This discovery is a great extension to NASA Now: Space Science: Voyager’s Grand Tour of the Solar System. To access this video, visit the NASA Explorer Schools Virtual Campus NASA Explorer Schools Virtual Campus website.
NASA’s Mars Exploration Rover, Opportunity, has traveled more than half of the distance needed to get from a site where it spent 22 months to its next destination.
The rover has less than 800 meters to go to finish a 2 kilometer dash from the rim of one crater segment, where it has worked since mid-2011, to another, where mission controllers intend to keep Opportunity busy during the upcoming Martian winter.
Opportunity departed the southern tip of the Cape York segment 6 weeks ago and headed south for Solander Point. Both are raised portions of the western rim of 22 kilometer-wide Endeavour Crater, offering access to older geological deposits than the rover visited during its first seven years on Mars.
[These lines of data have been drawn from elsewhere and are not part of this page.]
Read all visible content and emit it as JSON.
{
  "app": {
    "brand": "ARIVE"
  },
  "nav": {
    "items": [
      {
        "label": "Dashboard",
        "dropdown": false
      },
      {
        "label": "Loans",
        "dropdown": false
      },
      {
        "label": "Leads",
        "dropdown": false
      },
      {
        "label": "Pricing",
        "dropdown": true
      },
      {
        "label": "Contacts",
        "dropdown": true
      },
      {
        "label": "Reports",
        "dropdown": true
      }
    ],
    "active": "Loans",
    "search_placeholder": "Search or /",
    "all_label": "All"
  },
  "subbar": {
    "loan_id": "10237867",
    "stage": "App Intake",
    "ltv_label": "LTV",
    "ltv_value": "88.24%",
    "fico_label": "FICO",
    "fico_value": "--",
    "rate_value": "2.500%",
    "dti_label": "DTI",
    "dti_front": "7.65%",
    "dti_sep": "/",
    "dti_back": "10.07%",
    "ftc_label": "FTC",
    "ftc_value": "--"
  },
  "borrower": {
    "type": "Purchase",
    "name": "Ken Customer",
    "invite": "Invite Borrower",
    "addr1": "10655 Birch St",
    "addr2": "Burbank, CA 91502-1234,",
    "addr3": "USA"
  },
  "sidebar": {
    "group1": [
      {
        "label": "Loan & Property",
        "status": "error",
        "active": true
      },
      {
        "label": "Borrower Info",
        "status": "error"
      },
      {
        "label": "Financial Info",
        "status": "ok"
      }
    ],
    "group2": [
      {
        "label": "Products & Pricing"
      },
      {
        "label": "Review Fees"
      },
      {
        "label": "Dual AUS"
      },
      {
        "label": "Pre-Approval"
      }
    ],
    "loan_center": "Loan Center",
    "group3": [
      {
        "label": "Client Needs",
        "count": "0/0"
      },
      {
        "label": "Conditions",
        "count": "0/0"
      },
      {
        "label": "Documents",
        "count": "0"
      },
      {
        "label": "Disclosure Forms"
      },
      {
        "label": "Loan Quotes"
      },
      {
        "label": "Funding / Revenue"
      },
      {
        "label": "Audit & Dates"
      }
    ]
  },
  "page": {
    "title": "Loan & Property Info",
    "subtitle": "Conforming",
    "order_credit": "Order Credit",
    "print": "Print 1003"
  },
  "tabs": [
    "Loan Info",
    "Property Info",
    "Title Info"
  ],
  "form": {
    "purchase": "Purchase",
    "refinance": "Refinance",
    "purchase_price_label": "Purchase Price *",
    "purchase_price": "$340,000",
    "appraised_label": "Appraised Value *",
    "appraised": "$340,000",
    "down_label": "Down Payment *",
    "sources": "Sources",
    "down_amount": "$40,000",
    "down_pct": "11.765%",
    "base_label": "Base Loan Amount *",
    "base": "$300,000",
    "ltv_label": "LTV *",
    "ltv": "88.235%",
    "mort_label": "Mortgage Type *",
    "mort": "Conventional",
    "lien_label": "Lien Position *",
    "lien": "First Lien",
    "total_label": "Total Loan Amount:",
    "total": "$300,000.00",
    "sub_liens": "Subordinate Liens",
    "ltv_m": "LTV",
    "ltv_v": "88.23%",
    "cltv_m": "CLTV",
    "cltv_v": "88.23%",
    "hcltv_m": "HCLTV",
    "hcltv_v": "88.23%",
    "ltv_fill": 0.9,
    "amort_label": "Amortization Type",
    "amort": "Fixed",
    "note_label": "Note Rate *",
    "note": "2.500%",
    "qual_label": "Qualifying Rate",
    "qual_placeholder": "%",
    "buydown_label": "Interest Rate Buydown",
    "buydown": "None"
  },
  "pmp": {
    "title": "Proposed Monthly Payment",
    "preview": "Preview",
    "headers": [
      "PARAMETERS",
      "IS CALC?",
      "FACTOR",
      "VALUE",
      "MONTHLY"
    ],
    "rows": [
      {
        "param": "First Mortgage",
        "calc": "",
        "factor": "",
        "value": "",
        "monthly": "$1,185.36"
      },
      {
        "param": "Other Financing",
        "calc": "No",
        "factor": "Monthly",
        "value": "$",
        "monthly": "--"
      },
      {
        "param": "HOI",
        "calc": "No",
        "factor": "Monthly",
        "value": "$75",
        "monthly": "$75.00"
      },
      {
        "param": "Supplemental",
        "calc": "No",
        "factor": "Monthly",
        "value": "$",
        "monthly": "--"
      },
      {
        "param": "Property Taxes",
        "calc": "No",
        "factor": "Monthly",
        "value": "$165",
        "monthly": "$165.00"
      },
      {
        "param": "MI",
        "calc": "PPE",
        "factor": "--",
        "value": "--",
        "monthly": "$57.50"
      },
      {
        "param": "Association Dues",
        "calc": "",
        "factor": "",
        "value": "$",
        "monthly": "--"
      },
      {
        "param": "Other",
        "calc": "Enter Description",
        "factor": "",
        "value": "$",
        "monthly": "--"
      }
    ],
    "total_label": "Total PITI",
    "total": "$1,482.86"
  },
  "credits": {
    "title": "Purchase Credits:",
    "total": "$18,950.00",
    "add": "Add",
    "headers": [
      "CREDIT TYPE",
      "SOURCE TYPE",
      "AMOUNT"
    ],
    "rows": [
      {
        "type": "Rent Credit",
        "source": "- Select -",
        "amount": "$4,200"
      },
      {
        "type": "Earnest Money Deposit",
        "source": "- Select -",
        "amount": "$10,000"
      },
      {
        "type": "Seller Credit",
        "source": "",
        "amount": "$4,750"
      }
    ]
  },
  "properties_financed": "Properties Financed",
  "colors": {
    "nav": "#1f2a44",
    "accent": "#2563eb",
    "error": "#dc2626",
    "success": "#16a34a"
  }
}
This story is a great extension to the NES NASA Now Mars Month episodes housed on the NASA Explorer Schools Virtual Campus website.
To read more about Opportunity and why it’s heading to Solander Point, visit https://www.nasa.gov/mission_pages/mer/news/mer20130702.html#.UdReYoV8mds.